Bradley acknowledged that the majority’s holding contravened the holding in
Marathon County v. R.J.O., a court of appeals case. The holding announced in paragraphs 38-41 of that case were therefore overruled, Justice A.W. Bradley wrote.
‘Shifting and Unpredictable Rule’
In her dissent, Chief Justice Ziegler wrote that the “majority in this case has replaced a clear jury waiver standard in chapter 51 commitment proceedings with a shifting and unpredictable rule.”
The plain meaning of the statute did not support such a “departure from sound judicial administration,” she wrote.
Chief Justice Ziegler fixed on the dictionary meaning of the word “the” to conclude that there can only be one such time, regardless of whether a final hearing is rescheduled. According to the Oxford English Dictionary, “the” denotes “one of a class of persons, things, events.”

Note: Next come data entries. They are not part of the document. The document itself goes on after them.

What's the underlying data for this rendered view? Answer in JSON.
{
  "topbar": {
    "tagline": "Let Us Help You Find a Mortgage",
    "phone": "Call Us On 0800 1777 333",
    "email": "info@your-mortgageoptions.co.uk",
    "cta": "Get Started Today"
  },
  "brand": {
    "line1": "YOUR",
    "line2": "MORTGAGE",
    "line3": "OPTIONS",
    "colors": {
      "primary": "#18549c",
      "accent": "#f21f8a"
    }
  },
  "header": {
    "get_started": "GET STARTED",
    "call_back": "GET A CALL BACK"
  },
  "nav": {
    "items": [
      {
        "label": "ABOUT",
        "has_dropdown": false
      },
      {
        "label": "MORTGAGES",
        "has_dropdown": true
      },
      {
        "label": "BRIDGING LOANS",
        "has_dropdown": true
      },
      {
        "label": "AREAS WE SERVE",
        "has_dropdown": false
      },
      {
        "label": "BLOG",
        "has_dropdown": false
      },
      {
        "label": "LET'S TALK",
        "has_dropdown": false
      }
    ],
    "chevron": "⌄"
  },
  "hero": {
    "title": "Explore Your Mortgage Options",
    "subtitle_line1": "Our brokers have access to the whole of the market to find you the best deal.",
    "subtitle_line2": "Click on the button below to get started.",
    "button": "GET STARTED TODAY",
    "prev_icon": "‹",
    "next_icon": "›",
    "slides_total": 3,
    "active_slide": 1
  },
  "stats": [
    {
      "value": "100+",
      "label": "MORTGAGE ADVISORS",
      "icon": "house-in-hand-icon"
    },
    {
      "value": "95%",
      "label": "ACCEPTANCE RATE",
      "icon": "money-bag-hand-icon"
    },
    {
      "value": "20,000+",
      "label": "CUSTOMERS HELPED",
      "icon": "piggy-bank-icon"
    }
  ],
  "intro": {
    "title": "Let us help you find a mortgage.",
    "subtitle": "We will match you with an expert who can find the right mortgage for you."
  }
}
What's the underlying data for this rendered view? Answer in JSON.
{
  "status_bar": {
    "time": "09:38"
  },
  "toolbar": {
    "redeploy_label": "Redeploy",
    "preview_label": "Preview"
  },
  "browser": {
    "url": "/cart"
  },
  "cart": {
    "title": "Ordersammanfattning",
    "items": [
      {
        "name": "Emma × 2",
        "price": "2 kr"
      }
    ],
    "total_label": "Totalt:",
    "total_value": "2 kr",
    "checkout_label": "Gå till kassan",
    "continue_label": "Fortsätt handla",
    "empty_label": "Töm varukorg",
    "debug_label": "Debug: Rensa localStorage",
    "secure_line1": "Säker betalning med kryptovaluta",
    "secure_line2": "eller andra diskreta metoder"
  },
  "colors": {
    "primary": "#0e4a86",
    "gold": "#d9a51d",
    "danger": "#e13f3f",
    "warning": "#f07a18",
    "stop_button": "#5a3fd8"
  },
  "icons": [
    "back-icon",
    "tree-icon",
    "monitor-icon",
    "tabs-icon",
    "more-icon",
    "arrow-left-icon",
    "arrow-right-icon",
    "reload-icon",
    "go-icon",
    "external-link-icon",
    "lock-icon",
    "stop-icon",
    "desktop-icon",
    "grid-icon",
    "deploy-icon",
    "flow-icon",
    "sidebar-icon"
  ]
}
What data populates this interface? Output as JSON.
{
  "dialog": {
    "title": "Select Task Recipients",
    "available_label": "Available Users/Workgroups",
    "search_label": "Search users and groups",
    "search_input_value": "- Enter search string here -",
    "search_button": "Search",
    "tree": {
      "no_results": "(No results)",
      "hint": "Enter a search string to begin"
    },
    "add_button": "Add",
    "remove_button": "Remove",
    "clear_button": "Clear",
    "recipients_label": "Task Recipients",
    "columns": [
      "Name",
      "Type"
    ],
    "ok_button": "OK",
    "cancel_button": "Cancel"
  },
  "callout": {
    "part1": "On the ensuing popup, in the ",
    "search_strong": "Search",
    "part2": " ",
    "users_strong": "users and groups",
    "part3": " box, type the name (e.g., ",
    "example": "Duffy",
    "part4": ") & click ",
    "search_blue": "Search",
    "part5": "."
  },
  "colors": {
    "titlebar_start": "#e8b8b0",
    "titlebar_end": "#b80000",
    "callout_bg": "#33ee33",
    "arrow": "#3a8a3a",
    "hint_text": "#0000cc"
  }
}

“Simply because, in is discretion, the circuit court allowed E.J.W.’s counsel to withdraw and provided E.J.W. with additional time to consult with his new attorney, does not mean that E.J.W.’s waiver did not take place on March 3,” Chief Justice Ziegler wrote.
The majority’s holding in effect added words to the statute, Chief Justice Ziegler reasoned. Section 51.20(11)(a) “does not state “‘48 hours in advance of the
first and rescheduled time set for final hearing,’” she wrote, quoting from the majority opinion.
Furthermore, the chief justice wrote, the majority’s interpretation of section 51.20(11)(a) would interfere with the swift resolution of chapter 51 proceedings – something that would harm the liberty interests of persons facing involuntary commitment.
Chief Justice Ziegler, a former circuit court judge, had less faith in the ability of circuit courts to manage attempts by persons seeking rescheduled final hearings to game the system.
“It strains credulity that manipulative intent can be, in the real world, detected easily and resolved quickly without risking reversal on appeal,” Chief Justice Ziegler wrote.